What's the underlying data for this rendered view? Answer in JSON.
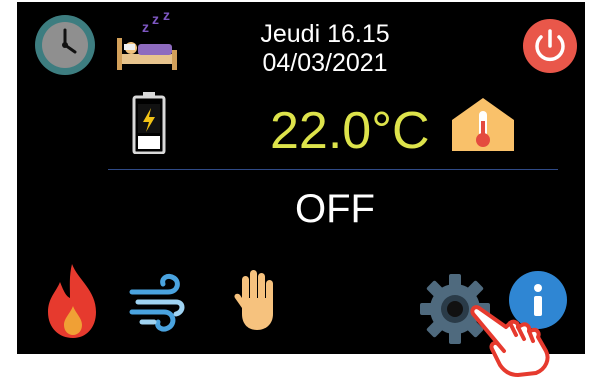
{
  "header": {
    "day_time": "Jeudi 16.15",
    "date": "04/03/2021"
  },
  "status": {
    "temperature": "22.0°C",
    "mode": "OFF"
  },
  "icons": {
    "clock": "clock-icon",
    "sleep": "sleep-icon",
    "power": "power-icon",
    "battery": "battery-charging-icon",
    "home_temp": "home-thermometer-icon",
    "heat": "flame-icon",
    "wind": "wind-icon",
    "stop": "hand-stop-icon",
    "settings": "gear-icon",
    "info": "info-icon",
    "pointer": "pointing-hand-icon"
  },
  "colors": {
    "background": "#000000",
    "temperature": "#dde34b",
    "power": "#e9574a",
    "info": "#2f86d3",
    "gear": "#4f6a7e",
    "divider": "#2f4a86"
  }
}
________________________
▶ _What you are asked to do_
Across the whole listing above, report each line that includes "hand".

▶ _Exercise solution_
    "stop": "hand-stop-icon",
    "pointer": "pointing-hand-icon"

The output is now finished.